How to complete this task:
An exact copy of every entry is needed here; the images stay out.

Saved entries

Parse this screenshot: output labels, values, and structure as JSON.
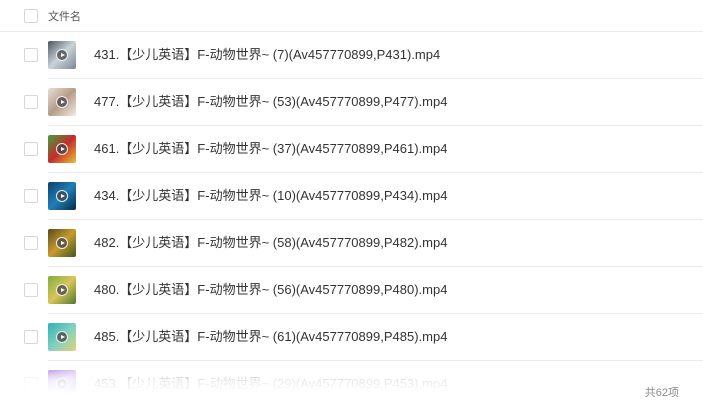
{
  "header": {
    "column_label": "文件名"
  },
  "files": [
    {
      "name": "431.【少儿英语】F-动物世界~ (7)(Av457770899,P431).mp4",
      "thumb_colors": [
        "#4a5560",
        "#c9d3da",
        "#7a8894"
      ]
    },
    {
      "name": "477.【少儿英语】F-动物世界~ (53)(Av457770899,P477).mp4",
      "thumb_colors": [
        "#e8e0d8",
        "#b69c8a",
        "#f2ece6"
      ]
    },
    {
      "name": "461.【少儿英语】F-动物世界~ (37)(Av457770899,P461).mp4",
      "thumb_colors": [
        "#3fa23a",
        "#c52b2b",
        "#e8c13a"
      ]
    },
    {
      "name": "434.【少儿英语】F-动物世界~ (10)(Av457770899,P434).mp4",
      "thumb_colors": [
        "#0e3e6a",
        "#1f7fb8",
        "#0a2a48"
      ]
    },
    {
      "name": "482.【少儿英语】F-动物世界~ (58)(Av457770899,P482).mp4",
      "thumb_colors": [
        "#5b4a1c",
        "#c79a2e",
        "#3e5a1e"
      ]
    },
    {
      "name": "480.【少儿英语】F-动物世界~ (56)(Av457770899,P480).mp4",
      "thumb_colors": [
        "#7fae3a",
        "#d9c45a",
        "#4e7a2a"
      ]
    },
    {
      "name": "485.【少儿英语】F-动物世界~ (61)(Av457770899,P485).mp4",
      "thumb_colors": [
        "#2fb0b4",
        "#7fd0c0",
        "#e2d37a"
      ]
    },
    {
      "name": "453.【少儿英语】F-动物世界~ (29)(Av457770899,P453).mp4",
      "thumb_colors": [
        "#8e5ad0",
        "#c7a7ee",
        "#5a3a90"
      ]
    }
  ],
  "footer": {
    "count_text": "共62项"
  }
}
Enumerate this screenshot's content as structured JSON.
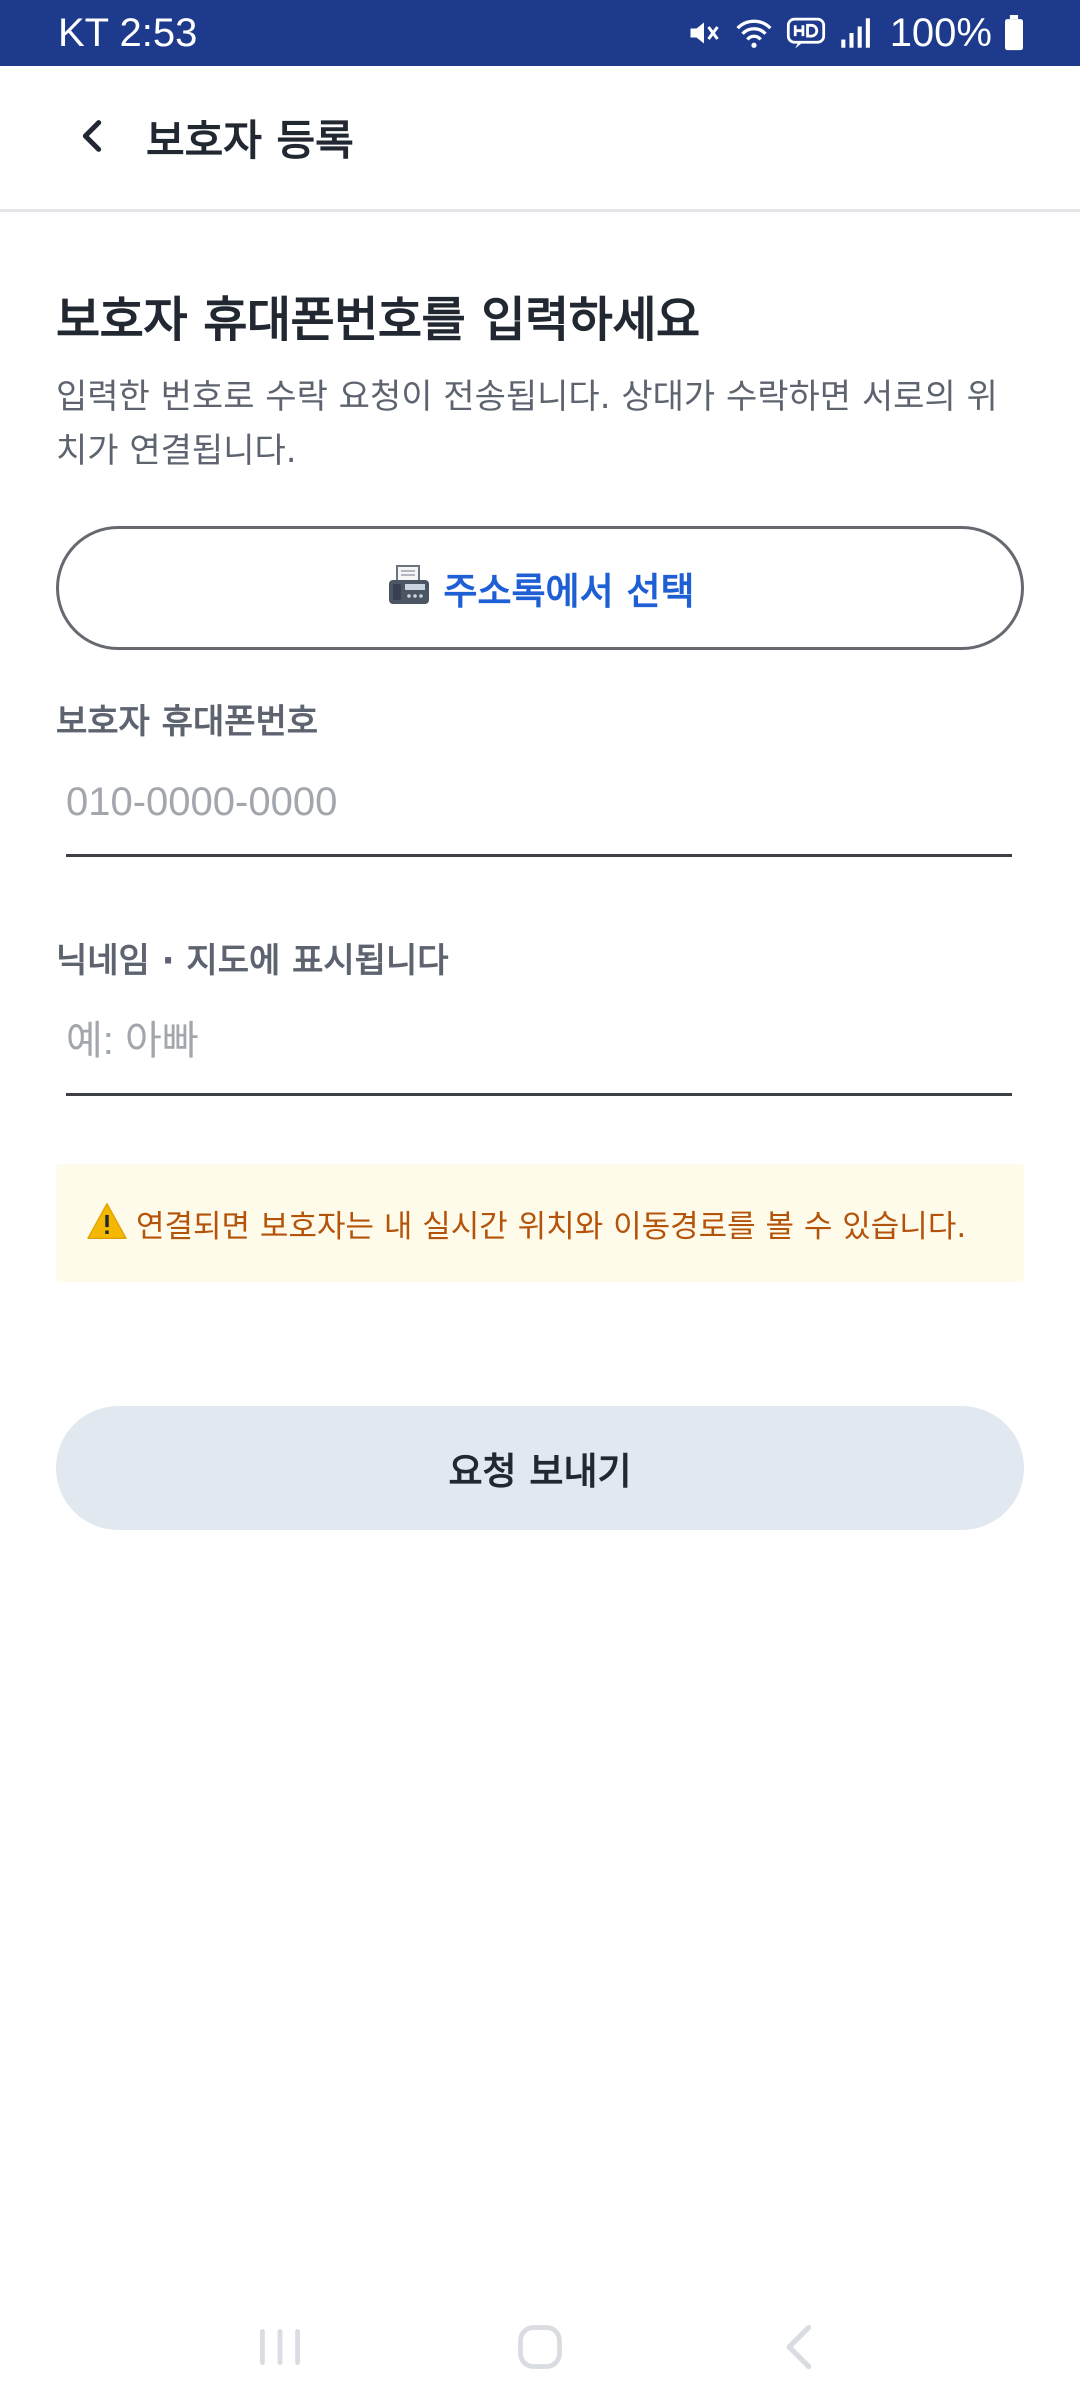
{
  "status_bar": {
    "carrier_time": "KT 2:53",
    "battery": "100%",
    "icons": [
      "mute-icon",
      "wifi-icon",
      "hd-icon",
      "signal-icon",
      "battery-icon"
    ]
  },
  "header": {
    "back_icon": "chevron-left-icon",
    "title": "보호자 등록"
  },
  "form": {
    "title": "보호자 휴대폰번호를 입력하세요",
    "description": "입력한 번호로 수락 요청이 전송됩니다. 상대가 수락하면 서로의 위치가 연결됩니다.",
    "contacts_button": {
      "icon": "fax-icon",
      "label": "주소록에서 선택"
    },
    "phone": {
      "label": "보호자 휴대폰번호",
      "value": "",
      "placeholder": "010-0000-0000"
    },
    "nickname": {
      "label": "닉네임 · 지도에 표시됩니다",
      "value": "",
      "placeholder": "예: 아빠"
    },
    "warning": {
      "icon": "warning-icon",
      "text": "연결되면 보호자는 내 실시간 위치와 이동경로를 볼 수 있습니다."
    },
    "submit_label": "요청 보내기"
  },
  "nav_bar": {
    "icons": [
      "recent-apps-icon",
      "home-icon",
      "back-icon"
    ]
  },
  "colors": {
    "status_bar_bg": "#1d3a8c",
    "accent": "#1f5fd6",
    "warning_bg": "#fffbeb",
    "warning_text": "#b4530a",
    "submit_bg": "#e2e8f0"
  }
}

Your solution:
Parse this screenshot: output labels, values, and structure as JSON.
{
  "header": {
    "column_label": "文件名"
  },
  "files": [
    {
      "name": "431.【少儿英语】F-动物世界~ (7)(Av457770899,P431).mp4",
      "thumb_colors": [
        "#4a5560",
        "#c9d3da",
        "#7a8894"
      ]
    },
    {
      "name": "477.【少儿英语】F-动物世界~ (53)(Av457770899,P477).mp4",
      "thumb_colors": [
        "#e8e0d8",
        "#b69c8a",
        "#f2ece6"
      ]
    },
    {
      "name": "461.【少儿英语】F-动物世界~ (37)(Av457770899,P461).mp4",
      "thumb_colors": [
        "#3fa23a",
        "#c52b2b",
        "#e8c13a"
      ]
    },
    {
      "name": "434.【少儿英语】F-动物世界~ (10)(Av457770899,P434).mp4",
      "thumb_colors": [
        "#0e3e6a",
        "#1f7fb8",
        "#0a2a48"
      ]
    },
    {
      "name": "482.【少儿英语】F-动物世界~ (58)(Av457770899,P482).mp4",
      "thumb_colors": [
        "#5b4a1c",
        "#c79a2e",
        "#3e5a1e"
      ]
    },
    {
      "name": "480.【少儿英语】F-动物世界~ (56)(Av457770899,P480).mp4",
      "thumb_colors": [
        "#7fae3a",
        "#d9c45a",
        "#4e7a2a"
      ]
    },
    {
      "name": "485.【少儿英语】F-动物世界~ (61)(Av457770899,P485).mp4",
      "thumb_colors": [
        "#2fb0b4",
        "#7fd0c0",
        "#e2d37a"
      ]
    },
    {
      "name": "453.【少儿英语】F-动物世界~ (29)(Av457770899,P453).mp4",
      "thumb_colors": [
        "#8e5ad0",
        "#c7a7ee",
        "#5a3a90"
      ]
    }
  ],
  "footer": {
    "count_text": "共62项"
  }
}
Enumerate this screenshot's content as structured JSON.
{
  "status_bar": {
    "carrier_time": "KT 2:53",
    "battery": "100%",
    "icons": [
      "mute-icon",
      "wifi-icon",
      "hd-icon",
      "signal-icon",
      "battery-icon"
    ]
  },
  "header": {
    "back_icon": "chevron-left-icon",
    "title": "보호자 등록"
  },
  "form": {
    "title": "보호자 휴대폰번호를 입력하세요",
    "description": "입력한 번호로 수락 요청이 전송됩니다. 상대가 수락하면 서로의 위치가 연결됩니다.",
    "contacts_button": {
      "icon": "fax-icon",
      "label": "주소록에서 선택"
    },
    "phone": {
      "label": "보호자 휴대폰번호",
      "value": "",
      "placeholder": "010-0000-0000"
    },
    "nickname": {
      "label": "닉네임 · 지도에 표시됩니다",
      "value": "",
      "placeholder": "예: 아빠"
    },
    "warning": {
      "icon": "warning-icon",
      "text": "연결되면 보호자는 내 실시간 위치와 이동경로를 볼 수 있습니다."
    },
    "submit_label": "요청 보내기"
  },
  "nav_bar": {
    "icons": [
      "recent-apps-icon",
      "home-icon",
      "back-icon"
    ]
  },
  "colors": {
    "status_bar_bg": "#1d3a8c",
    "accent": "#1f5fd6",
    "warning_bg": "#fffbeb",
    "warning_text": "#b4530a",
    "submit_bg": "#e2e8f0"
  }
}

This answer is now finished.